‘Handball’ for Thierry is ‘armed robbery’ for Eamon
Antoine Griezmann, the glue that makes everything tick, seals it for the host nation
France’s Antoine Griezmann, center, celebrates with his team-mate Olivier Giroud and Moussa Sissoko after scoring his side’s second goal against Germany. Photograph: Frank Augstein/AP Photo
Well, that was a treat. While it was highly lovely seeing the little teams do their plucky thing, this here encounter was a case of: now we’re whistling.
And there hadn’t been all that many Euro 2016 games thus far when you hoped the ref would lose his whistle so it would go on all night. Indeed, if the clock moved as slowly as Olivier Giroud did that time when he set off towards goal, the game would still be going on Monday afternoon. And that wouldn’t have been a bad thing at all.
The BBC tried to get us in the mood by teaching us some German phrases that were largely related to sausages, like you do (‘He’s playing the insulted sausage’, ‘Everything has an end but only the sausage has two’), which left Rio Ferdinand looking suitably dumbfounded, while RTÉ mainly focused on filleting Patrice Evra.
Worse than weak
“He’s worse than weak, Darragh,” Gilesie sighed, while Dunphy put the “bad lad” through the shredder, although in saluting Paul Pogba’s achievements at Juventus he noted that the club “don’t have any mugs playing for them”, which hinted at a détente in his relationship with Evra, he being of, well, Juventus.
But. “I think they’ll pay for Evra tonight, I think it’s going to blow up in Deschamps’ face, that’s my rational thought,” he added, the absence of N’Golo Kante from the French line-up leaving him choking on his mon dieus and reconsidering his earlier hunch that France would prevail.
After a positive enough start, during which metaphor-mangler Martin Keown hailed Antoine Griezmann as “the glue that makes everything tick”, France found themselves pummelled.
But then without even telling us, the ref gave France a penalty. The glue that makes everything tick converted and it was hard to tell who was more gobsmacked by the half-time scoreline, the hosts, Jogi’s lads or Ronnie Whelan.
Time for a heated debate about the penalty, Thierry Henry declaring it to be a “definite handball”, and if anyone knows anything about definite handballs . . .

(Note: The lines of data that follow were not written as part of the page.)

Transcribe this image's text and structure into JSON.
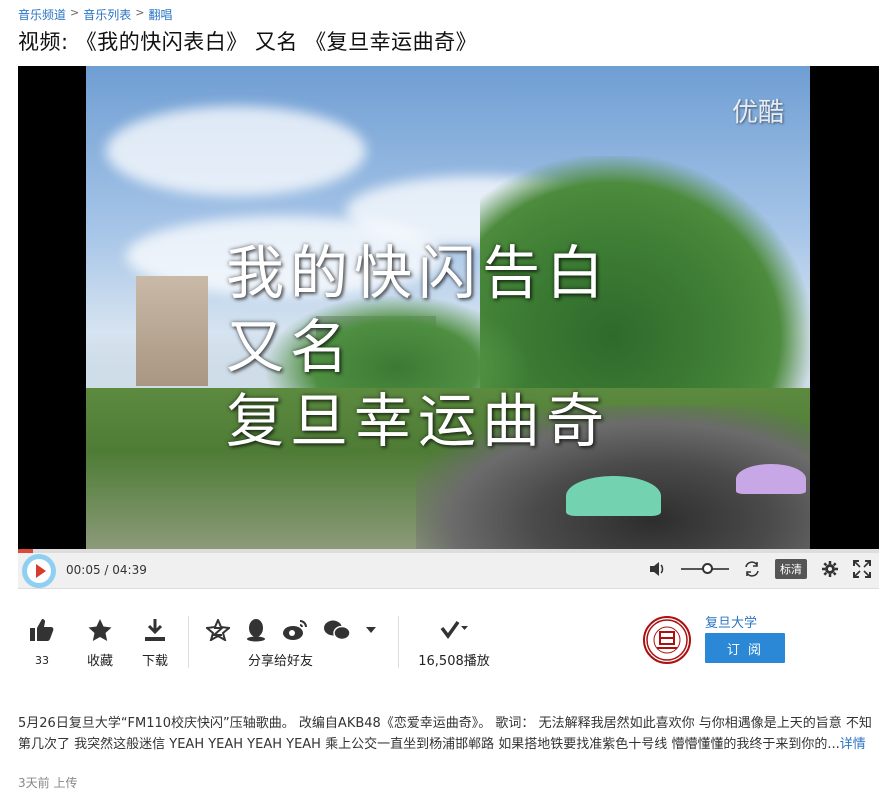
{
  "breadcrumb": {
    "items": [
      "音乐频道",
      "音乐列表",
      "翻唱"
    ],
    "separator": ">"
  },
  "title": "视频: 《我的快闪表白》 又名 《复旦幸运曲奇》",
  "player": {
    "caption_line1": "我的快闪告白",
    "caption_line2": "又名",
    "caption_line3": "复旦幸运曲奇",
    "watermark": "优酷",
    "progress_fraction": 0.018,
    "time_current": "00:05",
    "time_total": "04:39",
    "time_separator": " / ",
    "quality": "标清",
    "volume_fraction": 0.55
  },
  "actions": {
    "like_count": "33",
    "favorite_label": "收藏",
    "download_label": "下载",
    "share_label": "分享给好友",
    "play_count": "16,508播放"
  },
  "channel": {
    "name": "复旦大学",
    "subscribe_label": "订 阅",
    "logo_text": "旦"
  },
  "description": {
    "text": "5月26日复旦大学“FM110校庆快闪”压轴歌曲。 改编自AKB48《恋爱幸运曲奇》。 歌词： 无法解释我居然如此喜欢你 与你相遇像是上天的旨意 不知第几次了 我突然这般迷信 YEAH YEAH YEAH YEAH 乘上公交一直坐到杨浦邯郸路 如果搭地铁要找准紫色十号线 懵懵懂懂的我终于来到你的...",
    "more_label": "详情"
  },
  "uploaded": "3天前 上传",
  "colors": {
    "link": "#2a74c4",
    "progress": "#d94a3a",
    "subscribe": "#2a88d6"
  }
}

Alan Shearer looked at it differently, reckoning Bastian Schweinsteiger was just trying to shield his face from Evra’s elbow, a kind of a life-preserving gesture, an observation that his colleagues chuckling almost as hard as when he suggested Giroud lacked pace.

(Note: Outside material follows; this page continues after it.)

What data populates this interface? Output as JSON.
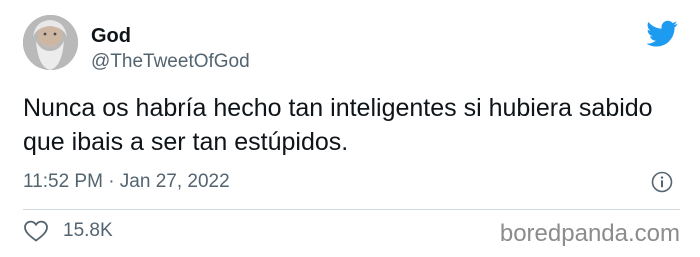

Football was wrong
Back on RTÉ, they couldn’t believe what they had seen. “If France get away with this, it’ll be worse than an armed robbery,” said Eamon, Evra being part of a rearguard that had managed to keep the Germans scoreless possibly leaving him concluding that everything he ever knew about football was wrong.
Second half and the glue that makes everything tick did it again, this time after rather splendid work by Pogba. Gilesie was so impressed, he called him Drogba.
The sight of them looking a little panicked and desperate was not one with which tournament watchers are overly familiar. Julian Draxler came close enough with a free-kick, as eagle-eyed Ronnie put it, “if that’s inside the post it’s a goal”. True.
Le whistle final. Everything has an end but only the sausage has two, the two being France and Portugal, our finalists. If it’s as tasty as our second semi-final, we’ll be whistling again.